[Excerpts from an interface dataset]
==========

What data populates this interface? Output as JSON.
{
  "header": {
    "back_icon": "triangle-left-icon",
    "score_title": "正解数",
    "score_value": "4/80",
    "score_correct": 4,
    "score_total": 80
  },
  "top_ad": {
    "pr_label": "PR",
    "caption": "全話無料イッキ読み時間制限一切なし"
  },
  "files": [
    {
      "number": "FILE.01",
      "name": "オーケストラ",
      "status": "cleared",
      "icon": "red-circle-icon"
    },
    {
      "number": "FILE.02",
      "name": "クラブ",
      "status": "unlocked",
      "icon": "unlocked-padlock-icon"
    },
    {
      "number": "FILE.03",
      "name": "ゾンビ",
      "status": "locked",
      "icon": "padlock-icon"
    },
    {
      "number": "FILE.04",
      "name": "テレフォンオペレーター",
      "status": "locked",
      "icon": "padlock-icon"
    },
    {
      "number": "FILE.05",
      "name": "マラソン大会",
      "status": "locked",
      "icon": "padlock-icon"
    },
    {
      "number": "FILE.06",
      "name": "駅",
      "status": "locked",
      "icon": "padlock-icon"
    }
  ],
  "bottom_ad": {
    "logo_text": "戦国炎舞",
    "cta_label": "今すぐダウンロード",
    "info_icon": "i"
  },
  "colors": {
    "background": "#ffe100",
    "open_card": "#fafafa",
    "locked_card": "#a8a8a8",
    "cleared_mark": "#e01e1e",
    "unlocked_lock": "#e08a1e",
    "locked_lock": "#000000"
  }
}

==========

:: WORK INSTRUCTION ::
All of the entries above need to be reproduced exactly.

:: RESULT FOR THIS EXERCISE ::
What data populates this interface? Output as JSON.
{
  "header": {
    "back_icon": "triangle-left-icon",
    "score_title": "正解数",
    "score_value": "4/80",
    "score_correct": 4,
    "score_total": 80
  },
  "top_ad": {
    "pr_label": "PR",
    "caption": "全話無料イッキ読み時間制限一切なし"
  },
  "files": [
    {
      "number": "FILE.01",
      "name": "オーケストラ",
      "status": "cleared",
      "icon": "red-circle-icon"
    },
    {
      "number": "FILE.02",
      "name": "クラブ",
      "status": "unlocked",
      "icon": "unlocked-padlock-icon"
    },
    {
      "number": "FILE.03",
      "name": "ゾンビ",
      "status": "locked",
      "icon": "padlock-icon"
    },
    {
      "number": "FILE.04",
      "name": "テレフォンオペレーター",
      "status": "locked",
      "icon": "padlock-icon"
    },
    {
      "number": "FILE.05",
      "name": "マラソン大会",
      "status": "locked",
      "icon": "padlock-icon"
    },
    {
      "number": "FILE.06",
      "name": "駅",
      "status": "locked",
      "icon": "padlock-icon"
    }
  ],
  "bottom_ad": {
    "logo_text": "戦国炎舞",
    "cta_label": "今すぐダウンロード",
    "info_icon": "i"
  },
  "colors": {
    "background": "#ffe100",
    "open_card": "#fafafa",
    "locked_card": "#a8a8a8",
    "cleared_mark": "#e01e1e",
    "unlocked_lock": "#e08a1e",
    "locked_lock": "#000000"
  }
}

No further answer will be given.